Work, Reimagined: Reskilling in the Age of AI
“AI is the new electricity!” Electricity transformed countless industries; AI will now do the same.” –Andrew NG, former Baidu Chief Scientist, Coursera co-founder, and Stanford Adjunct Professor.
I see it every day in my profession as an executive recruiter. There is a near desperate demand for a certain set of people – ML Scientist, Product folks who know how to apply and monetize data, Business leaders who have built new age businesses leveraging AI/ML/IOT. Compensation has gone through the roof, acqui-hires are the rage and companies are trying their best to hold on to these profiles. There is a tremendous shift fueled by the pandemic that is well underway - and at a much faster pace than what happened when businesses first moved online and ecommerce was all the rage. Remember the time web developers were hotshot stars? Start-ups and enterprises are now racing ahead at lightning speed to apply artificial intelligence to all workflows via bots and learning platforms. The introduction of OpenAI's ChatGPT has marked a significant milestone in the development and democratization of AI. Which brings us to this - What will happen once they achieve their goals? Would doctors, lawyers, nurses, security staff and many others lose their jobs? From being the most sought after will they become persona non grata? A question that is haunting everybody who is watching the new technology unfold and develop by leaps and bounds! But dig a bit deeper into the past and you are awash with a déjà vu feeling.
Just take a look at one of the greatest inventions of mankind – the printing press. Sure, it did put the scribes out of jobs but it ended up spawning the rise of print media and created many more jobs. Or consider when the ATM was introduced back in the 1980s – many predicted that the bank tellers would decline sharply. Instead, the number of bank tellers actually increased as the job requirements shifted to more customer-oriented dealings. It’s a different matter altogether that the internet age that swept in a few decades later has altered the bank teller landscape even further. And so, it is with AI, Machine learning, and IOT – while robots will eventually end up doing much of the repetitive and manual work done by humans today, history has shown us time and again that it doesn’t mean that they will take over the workforce.
According to a recent McKinsey report*, AI has the power to greatly accelerate economic automation and by 2030 it could represent 30% of the hours worked in the US economy. It is expected that AI and changing consumer habits will result in a significant shift in employment opportunities across various industries, with an estimated 11.8 million workers required to move into different lines of work by 2030.

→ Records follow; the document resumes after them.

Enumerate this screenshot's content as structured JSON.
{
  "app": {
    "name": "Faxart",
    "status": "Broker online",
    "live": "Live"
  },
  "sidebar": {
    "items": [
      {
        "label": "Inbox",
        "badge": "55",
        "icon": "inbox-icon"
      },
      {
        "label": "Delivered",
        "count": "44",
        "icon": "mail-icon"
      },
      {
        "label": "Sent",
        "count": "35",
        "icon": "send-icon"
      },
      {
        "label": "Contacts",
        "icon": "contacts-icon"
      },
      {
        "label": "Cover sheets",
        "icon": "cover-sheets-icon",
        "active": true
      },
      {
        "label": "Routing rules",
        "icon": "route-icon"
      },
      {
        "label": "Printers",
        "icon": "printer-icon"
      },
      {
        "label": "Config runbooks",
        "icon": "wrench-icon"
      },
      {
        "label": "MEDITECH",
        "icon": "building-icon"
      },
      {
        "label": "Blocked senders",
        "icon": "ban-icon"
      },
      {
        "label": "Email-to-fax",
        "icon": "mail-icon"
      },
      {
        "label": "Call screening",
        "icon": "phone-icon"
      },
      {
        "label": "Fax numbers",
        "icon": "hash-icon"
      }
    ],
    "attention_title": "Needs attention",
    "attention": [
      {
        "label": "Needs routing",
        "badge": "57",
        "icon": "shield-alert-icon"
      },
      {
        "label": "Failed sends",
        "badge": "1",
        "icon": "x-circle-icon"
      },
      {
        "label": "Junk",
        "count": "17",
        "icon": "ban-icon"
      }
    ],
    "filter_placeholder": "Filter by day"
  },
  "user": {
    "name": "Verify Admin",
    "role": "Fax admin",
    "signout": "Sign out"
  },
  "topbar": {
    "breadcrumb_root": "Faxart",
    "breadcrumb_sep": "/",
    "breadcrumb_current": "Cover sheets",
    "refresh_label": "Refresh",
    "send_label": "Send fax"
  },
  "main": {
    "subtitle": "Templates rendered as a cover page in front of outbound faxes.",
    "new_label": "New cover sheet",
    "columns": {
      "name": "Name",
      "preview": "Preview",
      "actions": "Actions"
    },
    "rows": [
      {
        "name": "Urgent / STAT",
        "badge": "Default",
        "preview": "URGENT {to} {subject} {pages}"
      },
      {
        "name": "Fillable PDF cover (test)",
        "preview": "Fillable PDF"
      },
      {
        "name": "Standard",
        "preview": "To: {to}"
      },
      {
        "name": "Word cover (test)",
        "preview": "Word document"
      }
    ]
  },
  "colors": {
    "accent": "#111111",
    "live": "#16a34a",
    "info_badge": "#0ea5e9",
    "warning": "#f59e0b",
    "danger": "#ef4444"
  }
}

Amid these changes, the so-called ‘soft’ or social and emotional skills and higher order digital prowess will be in high demand in the coming years. Cultivating these unique human features – such as adaptability, social intelligence, complex problem solving, interpersonal skills, curiosity and empathy – will be the key to survival in an automated world where manual skills will not matter much. At the same time, the growing demand for soft skills is blurring the chasm between the hitherto white-collar and blue-collar jobs – the no-collar workforce of tomorrow represents the middle ground wherein man and machines work seamlessly within a culture of human/machine collaboration.
Lifelong learning is the key and the AI shift will enhance the STEM, creative, business, and legal professionals' work rather than eliminating a significant number of jobs outright. The demand for STEM jobs is anticipated to rise by 23% by 2030 and multiple online learning platforms are steadily increasing, year on year with machine learning, neural networks and deep learning among their top courses, indicating a clear trend in this direction.
On a similar paradigm, there is also the possibility of the rise of coaching networks as coined by Gordon Ritter. According to him, these networks are far more effective than the traditional educational system – after all sending millions of people back to ‘school’ is just not a practical solution considering the sheer numbers and size of the problem. Coaching networks can be our best defense in the race against AI and machines. The notion is to use machine learning to guide workers in real time by gathering data from a distributed network of workers and identifying the best techniques/practices required for the respective tasks.
The need of the hour is a strong emphasis on the need for the ‘new smart’ – that is to amplify our emotional and cognitive traits that distinguish us from increasingly competent machines. This means lifelong learning and unlearning to prepare ourselves with the necessary skills to stay relevant in the workplace of the future. On that note, let me end by saying the labor force has successfully weathered dramatic changes in just the last few centuries. Humans at the end of the day are the most highly resilient, complex and adaptable machine on this planet and we will find ways to thrive in a world of accelerating technological change.